NEW YORK (Reuters) - The New Jersey mob saga "The Sopranos" was listed as the best-written U.S. TV series above comedy show "Seinfeld" in a list compiled by the Writers Guild of America.
The guild, which represents writers in the motion picture, broadcast, cable and new media industries, released its ranking of the 101 best-written TV shows based on a poll of its members, with comedies and dramatic series evenly represented in the top 10.
The guild favored recently-produced shows.
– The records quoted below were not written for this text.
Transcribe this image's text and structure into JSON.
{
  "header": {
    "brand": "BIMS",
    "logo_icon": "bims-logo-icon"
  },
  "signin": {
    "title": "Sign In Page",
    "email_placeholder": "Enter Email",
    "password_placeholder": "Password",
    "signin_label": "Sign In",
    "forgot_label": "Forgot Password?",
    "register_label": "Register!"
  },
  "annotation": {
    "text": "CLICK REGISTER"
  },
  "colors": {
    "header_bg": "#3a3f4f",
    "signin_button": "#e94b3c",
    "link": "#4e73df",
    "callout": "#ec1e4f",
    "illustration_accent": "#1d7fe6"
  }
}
Only one top 10 entry, third-placed "The Twilight Zone," pre-dated the 1970s and nearly half the entire list aired in the past decade.
In releasing the list on Sunday with "The Sopranos" at the top, the guild's Paul Brownfield said: "No show has been more responsible for TV's storytelling renaissance." In the HBO hit, mobster Tony Soprano, played by James Gandolfini, struggles with domestic life even as he orders mob hits and confides in his psychiatrist.
Comedies joining "Seinfeld" high in the poll included 1970s-era hits as "All in the Family," "The Mary Tyler Moore Show" and "M*A*S*H," along with bar-room comedy "Cheers."
"The West Wing," "The Wire" and "Mad Men," the only currently airing show, rounded out the top 10.
Long-running animated show "The Simpsons" was ranked 11th, followed by the 1950s hit "I Love Lucy." "The Daily Show With Jon Stewart" at 17 placed highest among series outside the scripted comedy or drama format.
Coming in 43rd, PBS' "Downton Abbey" was the highest-ranked non-U.S. series, followed by the BBC's "The Office" in 50th place.
While most of the series on the list were hits in their day or at least enjoyed a steady run, the short-lived "Twin Peaks" (35), "Friday Night Lights" (22) and the cult series "Arrested Development" (16) also fared well.
And while NBC, CBS and HBO were all represented in the top 10 with multiple entries, the list's highest-ranked ABC series was the comedy "Taxi" in 19th, followed by "Lost" in 27th place.
(Reporting by Chris Michaud; editing by Patricia Reaney and David Storey)